Task goal:
Please copy exactly every line from the one that contains "Parse this screenshot: output" to the end of the data below, with both ends included and no other lines.
————————
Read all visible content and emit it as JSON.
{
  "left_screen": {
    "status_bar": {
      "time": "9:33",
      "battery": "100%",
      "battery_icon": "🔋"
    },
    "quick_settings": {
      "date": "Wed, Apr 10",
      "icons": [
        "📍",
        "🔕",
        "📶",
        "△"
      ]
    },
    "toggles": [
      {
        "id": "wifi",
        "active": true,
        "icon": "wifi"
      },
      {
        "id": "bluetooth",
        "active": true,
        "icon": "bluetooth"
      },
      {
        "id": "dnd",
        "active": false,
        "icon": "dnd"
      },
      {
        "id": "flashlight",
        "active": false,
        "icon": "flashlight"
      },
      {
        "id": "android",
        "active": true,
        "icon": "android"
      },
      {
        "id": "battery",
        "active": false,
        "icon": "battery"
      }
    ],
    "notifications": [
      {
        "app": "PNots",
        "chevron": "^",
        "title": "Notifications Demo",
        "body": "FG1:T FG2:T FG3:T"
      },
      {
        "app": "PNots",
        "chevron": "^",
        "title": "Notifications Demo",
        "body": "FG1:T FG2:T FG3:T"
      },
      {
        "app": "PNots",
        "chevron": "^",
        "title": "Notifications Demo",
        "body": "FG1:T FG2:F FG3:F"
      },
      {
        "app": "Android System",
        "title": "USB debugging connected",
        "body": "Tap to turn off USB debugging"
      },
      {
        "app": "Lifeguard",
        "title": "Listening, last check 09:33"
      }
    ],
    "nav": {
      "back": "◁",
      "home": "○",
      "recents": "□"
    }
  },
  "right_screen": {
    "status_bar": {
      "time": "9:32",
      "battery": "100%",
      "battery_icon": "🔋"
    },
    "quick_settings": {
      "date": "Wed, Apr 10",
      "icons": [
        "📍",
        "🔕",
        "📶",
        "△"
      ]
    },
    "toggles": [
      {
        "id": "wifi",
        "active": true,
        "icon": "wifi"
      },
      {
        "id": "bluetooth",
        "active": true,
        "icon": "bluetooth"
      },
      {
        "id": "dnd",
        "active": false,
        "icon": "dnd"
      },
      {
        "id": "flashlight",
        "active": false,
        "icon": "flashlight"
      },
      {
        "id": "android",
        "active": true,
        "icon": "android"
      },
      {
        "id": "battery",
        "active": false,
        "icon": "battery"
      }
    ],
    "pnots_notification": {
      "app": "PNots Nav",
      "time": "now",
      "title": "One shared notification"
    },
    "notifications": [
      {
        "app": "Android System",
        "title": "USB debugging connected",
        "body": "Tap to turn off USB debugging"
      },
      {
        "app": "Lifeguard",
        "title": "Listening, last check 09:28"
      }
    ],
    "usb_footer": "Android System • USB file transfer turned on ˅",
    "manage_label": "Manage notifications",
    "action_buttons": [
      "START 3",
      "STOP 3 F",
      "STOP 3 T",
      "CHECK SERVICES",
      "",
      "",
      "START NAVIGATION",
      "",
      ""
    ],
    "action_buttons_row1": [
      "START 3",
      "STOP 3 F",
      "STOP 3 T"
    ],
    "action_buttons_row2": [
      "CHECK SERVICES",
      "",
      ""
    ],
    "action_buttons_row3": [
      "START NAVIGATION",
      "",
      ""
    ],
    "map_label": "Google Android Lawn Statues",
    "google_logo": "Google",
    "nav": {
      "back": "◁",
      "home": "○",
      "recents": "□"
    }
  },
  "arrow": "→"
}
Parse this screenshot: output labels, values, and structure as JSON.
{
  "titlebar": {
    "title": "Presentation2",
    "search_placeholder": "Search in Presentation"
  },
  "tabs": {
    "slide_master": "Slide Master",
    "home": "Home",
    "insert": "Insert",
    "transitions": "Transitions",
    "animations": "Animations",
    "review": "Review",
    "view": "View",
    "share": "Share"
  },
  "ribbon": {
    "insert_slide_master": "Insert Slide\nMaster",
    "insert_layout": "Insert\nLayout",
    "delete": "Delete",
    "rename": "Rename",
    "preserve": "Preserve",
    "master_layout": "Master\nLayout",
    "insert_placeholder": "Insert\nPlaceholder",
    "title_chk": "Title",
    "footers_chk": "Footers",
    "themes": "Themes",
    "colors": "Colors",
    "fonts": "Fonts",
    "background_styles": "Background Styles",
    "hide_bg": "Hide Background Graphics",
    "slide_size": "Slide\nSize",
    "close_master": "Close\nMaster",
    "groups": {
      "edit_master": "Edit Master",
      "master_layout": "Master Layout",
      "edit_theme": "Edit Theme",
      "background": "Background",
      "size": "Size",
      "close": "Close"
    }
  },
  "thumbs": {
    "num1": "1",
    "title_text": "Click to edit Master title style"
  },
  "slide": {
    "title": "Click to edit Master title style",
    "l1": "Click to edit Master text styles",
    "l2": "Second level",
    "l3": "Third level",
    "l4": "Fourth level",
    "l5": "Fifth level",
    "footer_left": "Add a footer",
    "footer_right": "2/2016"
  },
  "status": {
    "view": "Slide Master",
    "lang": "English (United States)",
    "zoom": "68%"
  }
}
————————
Answer space:
Parse this screenshot: output labels, values, and structure as JSON.
{
  "titlebar": {
    "title": "Presentation2",
    "search_placeholder": "Search in Presentation"
  },
  "tabs": {
    "slide_master": "Slide Master",
    "home": "Home",
    "insert": "Insert",
    "transitions": "Transitions",
    "animations": "Animations",
    "review": "Review",
    "view": "View",
    "share": "Share"
  },
  "ribbon": {
    "insert_slide_master": "Insert Slide\nMaster",
    "insert_layout": "Insert\nLayout",
    "delete": "Delete",
    "rename": "Rename",
    "preserve": "Preserve",
    "master_layout": "Master\nLayout",
    "insert_placeholder": "Insert\nPlaceholder",
    "title_chk": "Title",
    "footers_chk": "Footers",
    "themes": "Themes",
    "colors": "Colors",
    "fonts": "Fonts",
    "background_styles": "Background Styles",
    "hide_bg": "Hide Background Graphics",
    "slide_size": "Slide\nSize",
    "close_master": "Close\nMaster",
    "groups": {
      "edit_master": "Edit Master",
      "master_layout": "Master Layout",
      "edit_theme": "Edit Theme",
      "background": "Background",
      "size": "Size",
      "close": "Close"
    }
  },
  "thumbs": {
    "num1": "1",
    "title_text": "Click to edit Master title style"
  },
  "slide": {
    "title": "Click to edit Master title style",
    "l1": "Click to edit Master text styles",
    "l2": "Second level",
    "l3": "Third level",
    "l4": "Fourth level",
    "l5": "Fifth level",
    "footer_left": "Add a footer",
    "footer_right": "2/2016"
  },
  "status": {
    "view": "Slide Master",
    "lang": "English (United States)",
    "zoom": "68%"
  }
}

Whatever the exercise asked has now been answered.